» **Your instructions**
Please retype the records below exactly, leaving out any pictures.

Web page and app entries

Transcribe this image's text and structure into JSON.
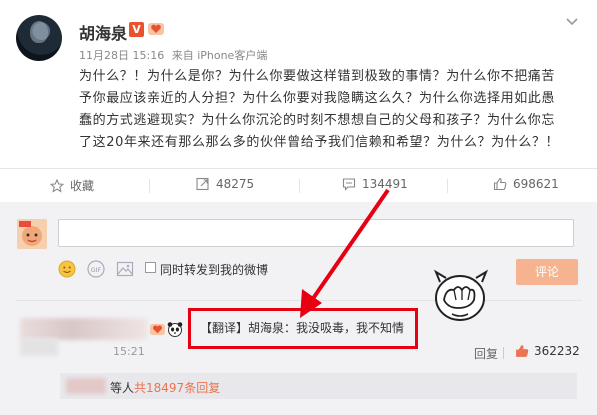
{
  "post": {
    "author": "胡海泉",
    "verified_badge": "V",
    "time": "11月28日 15:16",
    "source": "来自 iPhone客户端",
    "text_lines": [
      "为什么？！为什么是你？为什么你要做这样错到极致的事情？为什么你不把痛苦",
      "予你最应该亲近的人分担？为什么你要对我隐瞒这么久？为什么你选择用如此愚",
      "蠢的方式逃避现实？为什么你沉沦的时刻不想想自己的父母和孩子？为什么你忘",
      "了这20年来还有那么那么多的伙伴曾给予我们信赖和希望？为什么？为什么？！"
    ]
  },
  "actions": {
    "favorite_label": "收藏",
    "forward_count": "48275",
    "comment_count": "134491",
    "like_count": "698621"
  },
  "composer": {
    "forward_checkbox_label": "同时转发到我的微博",
    "comment_button": "评论"
  },
  "comment": {
    "translate_tag": "【翻译】",
    "translate_name": "胡海泉：",
    "translate_text": "我没吸毒，我不知情",
    "time": "15:21",
    "reply_label": "回复",
    "like_count": "362232",
    "replies_prefix": "等人",
    "replies_count": "共18497条回复"
  },
  "colors": {
    "accent_orange": "#eb7350",
    "highlight_red": "#e60012",
    "button_disabled": "#f6b38f"
  },
  "icons": [
    "chevron-down-icon",
    "star-icon",
    "forward-icon",
    "comment-icon",
    "thumbs-up-icon",
    "smiley-icon",
    "gif-icon",
    "image-icon"
  ]
}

» **Exercise solution**
Transcribe this image's text and structure into JSON.
{
  "post": {
    "author": "胡海泉",
    "verified_badge": "V",
    "time": "11月28日 15:16",
    "source": "来自 iPhone客户端",
    "text_lines": [
      "为什么？！为什么是你？为什么你要做这样错到极致的事情？为什么你不把痛苦",
      "予你最应该亲近的人分担？为什么你要对我隐瞒这么久？为什么你选择用如此愚",
      "蠢的方式逃避现实？为什么你沉沦的时刻不想想自己的父母和孩子？为什么你忘",
      "了这20年来还有那么那么多的伙伴曾给予我们信赖和希望？为什么？为什么？！"
    ]
  },
  "actions": {
    "favorite_label": "收藏",
    "forward_count": "48275",
    "comment_count": "134491",
    "like_count": "698621"
  },
  "composer": {
    "forward_checkbox_label": "同时转发到我的微博",
    "comment_button": "评论"
  },
  "comment": {
    "translate_tag": "【翻译】",
    "translate_name": "胡海泉：",
    "translate_text": "我没吸毒，我不知情",
    "time": "15:21",
    "reply_label": "回复",
    "like_count": "362232",
    "replies_prefix": "等人",
    "replies_count": "共18497条回复"
  },
  "colors": {
    "accent_orange": "#eb7350",
    "highlight_red": "#e60012",
    "button_disabled": "#f6b38f"
  },
  "icons": [
    "chevron-down-icon",
    "star-icon",
    "forward-icon",
    "comment-icon",
    "thumbs-up-icon",
    "smiley-icon",
    "gif-icon",
    "image-icon"
  ]
}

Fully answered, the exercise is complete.